Where It Can Go Bad
Brian Kelly likes to do this thing where he mocks reporters for being obsessed with Jordan Johnson, the five star freshman receiver who was not an impactful player in 2020. Which is all well and good, some reporters have been unreasonable when discussing his role within the team. But, the thing is, whether it’s Jordan Johnson, Xavier Watts, or Jay Brunelle, Notre Dame really needs to accelerate the development of those players. For whatever reason, they didn’t play much last year. Quibbling over whether they should have isn’t important. What’s important is Notre Dame has five senior receivers–Avery Davis, Kevin Austin, Braden Lenzy, Lawrence Keys, and Joe Wilkins–with no receivers left from the 2019 recruiting class. (Cam Hart is now a defensive back, and Kendall Abdur Rahman transferred.) As referenced above, three of those seniors have had big issues staying in the lineup. As it relates to Austin and Lenzy, those injuries can very easily come back and it would not be surprising if they did. The prospect of either of them missing time is pretty high. Keys has been generally banged up and isn’t the biggest guy, which leaves Wilkins and Davis as the most durable of the five. Not the greatest situation.
So whether Johnson et al are five stars, four stars, three stars, no stars, Notre Dame cannot get nothing out of them in 2021. They have to be ready to play winning football come the fall and at the moment the jury is very much out. Johnson and Watts haven’t been shown catching passes, or in some cases not even receiving reps, in the highlight clips over the last 4-5 practices. For Brunelle’s part, we really have no idea where he is in his development.

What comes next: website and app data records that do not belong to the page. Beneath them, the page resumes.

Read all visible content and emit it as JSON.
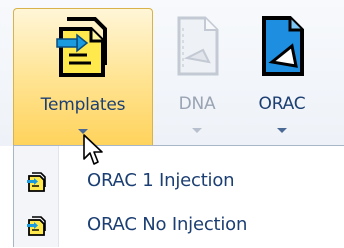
{
  "ribbon": {
    "buttons": [
      {
        "label": "Templates",
        "icon": "template-document-icon",
        "state": "pressed"
      },
      {
        "label": "DNA",
        "icon": "dna-document-icon",
        "state": "disabled"
      },
      {
        "label": "ORAC",
        "icon": "orac-document-icon",
        "state": "normal"
      }
    ]
  },
  "menu": {
    "items": [
      {
        "label": "ORAC 1 Injection",
        "icon": "template-small-icon"
      },
      {
        "label": "ORAC No Injection",
        "icon": "template-small-icon"
      }
    ]
  },
  "colors": {
    "pressed_fill": "#ffd35c",
    "label_text": "#1c3f73",
    "disabled_text": "#9aa4b3"
  }
}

If that trio isn’t ready to go and there is attrition with the seniors, we’re counting on freshmen Lorenzo Styles, Deion Colzie, and Jayden Thomas to be the fourth or fifth receiver. Realistically we should only expect Styles to have a shot, just playing the odds here, but it would really be a failure if the 2020 class was not heard from in a serious way next year.
Kevin Austin Has Outsized Importance
We’ve all seen or heard the way current players, former players, and beat reporters discuss Austin and his talents. They expect stardom. Whether that’s fair or not I’m not sure, but they made the quotes so it is what it is. Of the five seniors though, he’s the only one who fits the mold of a “go to” type of player. The others have their skills and roles, but Austin is the 60 catch, 1,000 yard type. As of today it doesn’t look like Johnson or Watts is ready to be that type of player. An offense doesn’t need that of course, but it would really help this one, as it would enhance the entire unit. A dangerous Austin helps the running game, the quarterbacks, Michael Mayer, everything. He’d effect everything, and he’s likely the only one on the 2021 roster ready to be that. There is a reason it was really bad that he went down last year. There is still time for someone like Jordan Johnson to ascend, but it’s not something I’d bet on.
So in summation, if you told me this group would be healthy for the most part all season, I’d say this group was onto something serious. They’ve got everything you’d want and the compliments at running back and tight end to go with it. But, if two or three of the five seniors goes down, which would not be surprising, then there are a ton of questions with a good amount of downside. Ah, the problems of spring.